If teenagers are in our families, there can be stressful situations, at times. But in Henry Alford’s family, I am sure there were moments of rejoicing when he shared his statement of faith that he had written in the front of his Bible.
“I do this day, in the presence of God and my own soul, renew my covenant with God and solemnly determine to become His, and to do His work, as far as in me lies.”
He was born in London, England on Oct. 7, 1810, to loving Christian parents. He was greatly influenced by a grandfather and father who were Anglican clergyman. Their example led to his personal commitment to Jesus Christ.
After his graduation from Trinity College in Cambridge, he began his lifelong ministry as a theologian, poet and musician.
Dr. Alford was appointed as the dean of Canterbury Cathedral, which was known as the “mother-church” of England. His death in 1871 at the age of 61, left a void in the hearts of many people whom God had touched through his ministry. But the world was left with one of the most memorable hymns of thanksgiving in these beautiful words.
“Come Ye Thankful People, Come” was written to express our need to come and rejoice, with deep gratitude, for our many blessings.
They were to celebrate the times of harvest festival in the English countryside. It is also an invitation for all of us to join in loving response to our faithful God:
“Come ye thankful people, come. Raise the song of harvest home. All is safely gathered in, ‘er the winter storms begin.”
The last two stanzas summarize the parable that Jesus tells about the wheat and tares in Matthew 13. The hymn closes with a prayer of anticipation about “our final harvest home” which is in heaven.
Other hymns were written by Dr. Alford and published in three hymnals in 1844, 1867 and 1868. But it is the simple and powerful, hymn of thanksgiving that we remember.
The original tune for “Come Ye Thankful People Come” was sung for only a short time. Later in 1861, there was a new tune composed by George Elvey, who was the organist in the royal chapel of Windsor Castle. That tune is the familiar one that we sing today.
But the original words, by Dr. Henry Alford, fulfilled the commitment to his Lord, as he lived out the promise he made at age 16.

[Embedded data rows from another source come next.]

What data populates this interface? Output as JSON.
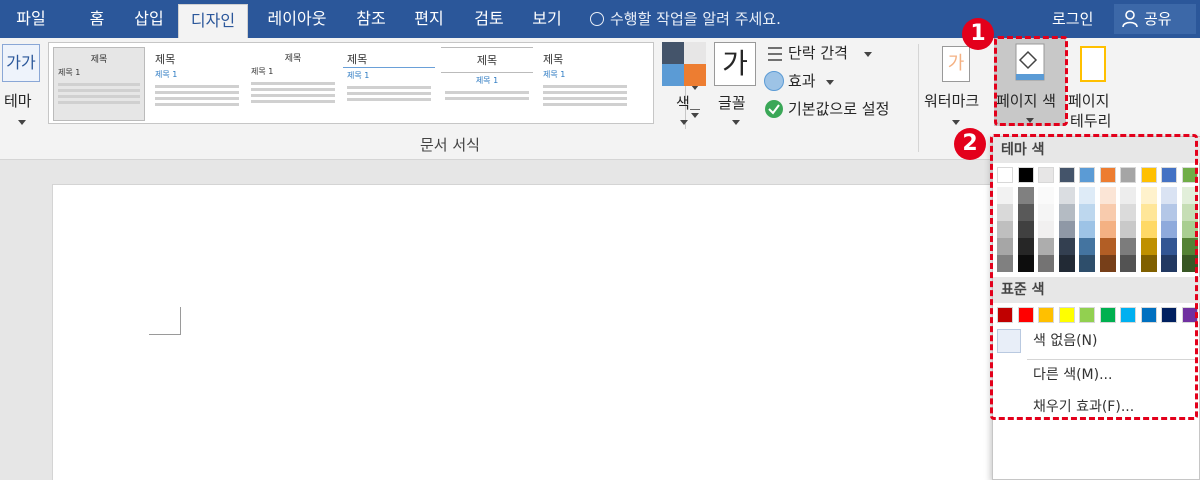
{
  "tabs": [
    {
      "label": "파일",
      "active": false
    },
    {
      "label": "홈",
      "active": false
    },
    {
      "label": "삽입",
      "active": false
    },
    {
      "label": "디자인",
      "active": true
    },
    {
      "label": "레이아웃",
      "active": false
    },
    {
      "label": "참조",
      "active": false
    },
    {
      "label": "편지",
      "active": false
    },
    {
      "label": "검토",
      "active": false
    },
    {
      "label": "보기",
      "active": false
    }
  ],
  "tell_me": "수행할 작업을 알려 주세요.",
  "login": "로그인",
  "share": "공유",
  "ribbon": {
    "theme_label": "테마",
    "theme_icon_text": "가가",
    "gallery": [
      {
        "title": "제목",
        "heading": "제목 1"
      },
      {
        "title": "제목",
        "heading": "제목 1"
      },
      {
        "title": "제목",
        "heading": "제목 1"
      },
      {
        "title": "제목",
        "heading": "제목 1"
      },
      {
        "title": "제목",
        "heading": "제목 1"
      },
      {
        "title": "제목",
        "heading": "제목 1"
      }
    ],
    "colors_label": "색",
    "fonts_label": "글꼴",
    "fonts_icon_text": "가",
    "paragraph_spacing": "단락 간격",
    "effects": "효과",
    "set_default": "기본값으로 설정",
    "group_label": "문서 서식",
    "watermark": "워터마크",
    "watermark_icon_text": "가",
    "page_color": "페이지 색",
    "page_borders_1": "페이지",
    "page_borders_2": "테두리"
  },
  "dropdown": {
    "theme_colors_header": "테마 색",
    "standard_colors_header": "표준 색",
    "theme_colors": [
      "#ffffff",
      "#000000",
      "#e7e6e6",
      "#44546a",
      "#5b9bd5",
      "#ed7d31",
      "#a5a5a5",
      "#ffc000",
      "#4472c4",
      "#70ad47"
    ],
    "standard_colors": [
      "#c00000",
      "#ff0000",
      "#ffc000",
      "#ffff00",
      "#92d050",
      "#00b050",
      "#00b0f0",
      "#0070c0",
      "#002060",
      "#7030a0"
    ],
    "no_color": "색 없음(N)",
    "more_colors": "다른 색(M)...",
    "fill_effects": "채우기 효과(F)..."
  },
  "annotations": [
    {
      "number": "1",
      "color": "#e3001b"
    },
    {
      "number": "2",
      "color": "#e3001b"
    }
  ]
}
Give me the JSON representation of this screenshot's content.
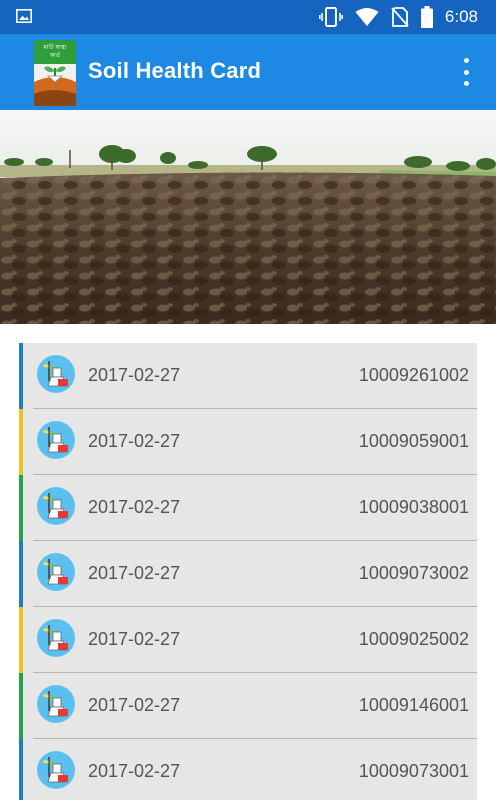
{
  "status_bar": {
    "time": "6:08"
  },
  "app_bar": {
    "title": "Soil Health Card",
    "logo_text_line1": "মাটি স্বাস্থ্য",
    "logo_text_line2": "কার্ড"
  },
  "cards": [
    {
      "date": "2017-02-27",
      "number": "10009261002",
      "accent": "#1e7fc0"
    },
    {
      "date": "2017-02-27",
      "number": "10009059001",
      "accent": "#f2c21b"
    },
    {
      "date": "2017-02-27",
      "number": "10009038001",
      "accent": "#1fa64a"
    },
    {
      "date": "2017-02-27",
      "number": "10009073002",
      "accent": "#1e7fc0"
    },
    {
      "date": "2017-02-27",
      "number": "10009025002",
      "accent": "#f2c21b"
    },
    {
      "date": "2017-02-27",
      "number": "10009146001",
      "accent": "#1fa64a"
    },
    {
      "date": "2017-02-27",
      "number": "10009073001",
      "accent": "#1e7fc0"
    }
  ],
  "colors": {
    "status_bar": "#1565c0",
    "app_bar": "#1e88e5",
    "row_bg": "#e6e6e6"
  }
}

His whole life was a testimony to that promise and this hymn is a tribute to that life.
We will also rejoice at Thanksgiving, as we sing and remember the words from Psalm 100, that proclaim: “Make a joyful noise to the Lord all ye lands — Enter His gates with thanksgiving.”
Editor’s note: Lucy Neeley Adams, who lived in Lake Junaluska for decades, now lives in Hermitage, Tennessee. She has written hymn stories for The Mountaineer since the early 2000s. She claims this is her last column, but this editor is hoping she will still send in an occasional hymn story as our readers will be so disappointed if she doesn’t.